*INFORMATION GIVEN:*
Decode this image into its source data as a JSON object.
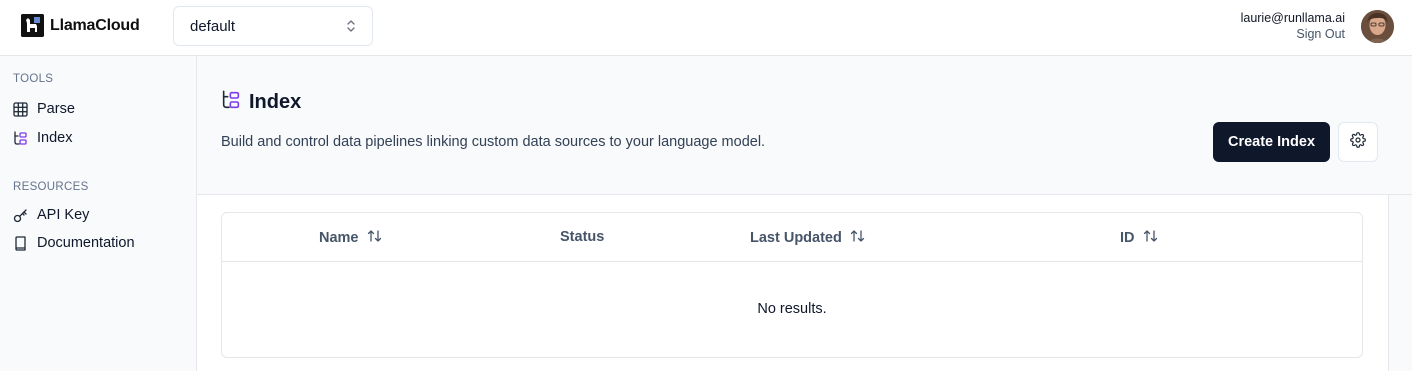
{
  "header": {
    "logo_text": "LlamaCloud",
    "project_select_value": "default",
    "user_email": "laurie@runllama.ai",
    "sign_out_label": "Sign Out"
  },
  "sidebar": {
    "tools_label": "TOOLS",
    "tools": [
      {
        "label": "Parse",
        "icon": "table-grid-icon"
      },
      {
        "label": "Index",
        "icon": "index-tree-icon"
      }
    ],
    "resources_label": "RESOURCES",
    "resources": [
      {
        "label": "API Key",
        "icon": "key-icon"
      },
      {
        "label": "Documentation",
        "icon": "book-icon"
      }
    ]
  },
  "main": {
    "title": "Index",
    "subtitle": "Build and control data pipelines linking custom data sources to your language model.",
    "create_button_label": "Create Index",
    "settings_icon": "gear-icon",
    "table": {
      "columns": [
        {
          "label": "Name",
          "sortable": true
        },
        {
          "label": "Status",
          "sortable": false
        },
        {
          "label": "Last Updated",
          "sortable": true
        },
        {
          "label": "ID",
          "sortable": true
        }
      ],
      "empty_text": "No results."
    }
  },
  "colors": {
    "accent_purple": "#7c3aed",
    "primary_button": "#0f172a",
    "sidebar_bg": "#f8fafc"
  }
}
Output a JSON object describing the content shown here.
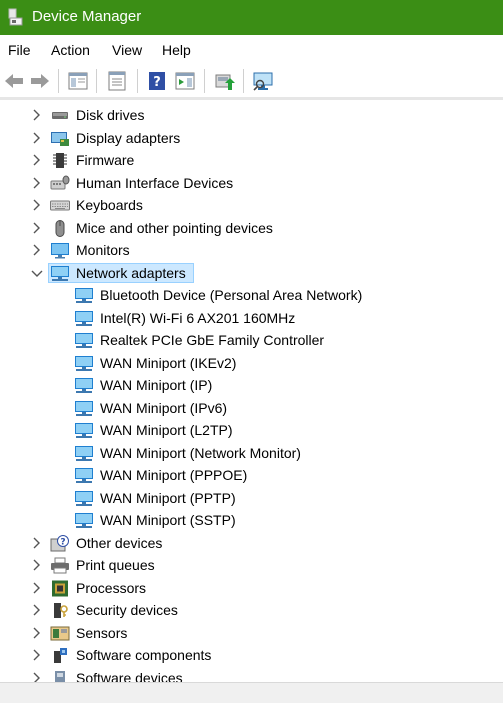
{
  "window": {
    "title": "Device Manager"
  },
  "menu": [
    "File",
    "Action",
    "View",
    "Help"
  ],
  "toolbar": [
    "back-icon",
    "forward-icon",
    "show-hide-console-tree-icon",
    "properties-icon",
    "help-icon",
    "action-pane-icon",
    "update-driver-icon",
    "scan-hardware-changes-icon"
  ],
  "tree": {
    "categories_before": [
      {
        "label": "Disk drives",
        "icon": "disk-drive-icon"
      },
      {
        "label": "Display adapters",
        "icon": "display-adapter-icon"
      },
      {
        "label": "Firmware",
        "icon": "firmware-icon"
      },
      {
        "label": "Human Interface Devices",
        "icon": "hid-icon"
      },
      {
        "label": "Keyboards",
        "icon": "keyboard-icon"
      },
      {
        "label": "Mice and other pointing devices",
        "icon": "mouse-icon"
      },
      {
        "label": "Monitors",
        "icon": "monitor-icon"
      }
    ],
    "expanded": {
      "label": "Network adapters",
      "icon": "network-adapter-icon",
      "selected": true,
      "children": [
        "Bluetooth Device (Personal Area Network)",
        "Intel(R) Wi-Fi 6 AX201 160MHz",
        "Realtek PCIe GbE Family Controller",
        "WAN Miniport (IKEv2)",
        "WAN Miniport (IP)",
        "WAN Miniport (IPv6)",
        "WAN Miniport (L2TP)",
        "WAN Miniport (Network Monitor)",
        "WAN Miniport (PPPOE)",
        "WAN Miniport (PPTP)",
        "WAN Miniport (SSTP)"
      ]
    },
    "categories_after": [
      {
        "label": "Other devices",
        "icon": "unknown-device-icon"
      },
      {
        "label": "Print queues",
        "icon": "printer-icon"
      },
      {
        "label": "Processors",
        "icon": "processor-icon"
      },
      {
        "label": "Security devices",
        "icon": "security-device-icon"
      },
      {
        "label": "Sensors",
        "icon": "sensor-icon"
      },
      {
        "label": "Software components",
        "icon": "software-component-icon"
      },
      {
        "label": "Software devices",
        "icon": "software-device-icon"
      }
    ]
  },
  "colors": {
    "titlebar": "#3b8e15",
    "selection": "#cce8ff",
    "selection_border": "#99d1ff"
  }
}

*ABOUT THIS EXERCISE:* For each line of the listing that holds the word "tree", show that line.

*RESPONSE FOR THIS EXERCISE:*
        "icon": "index-tree-icon"
    "show-hide-console-tree-icon",
  "tree": {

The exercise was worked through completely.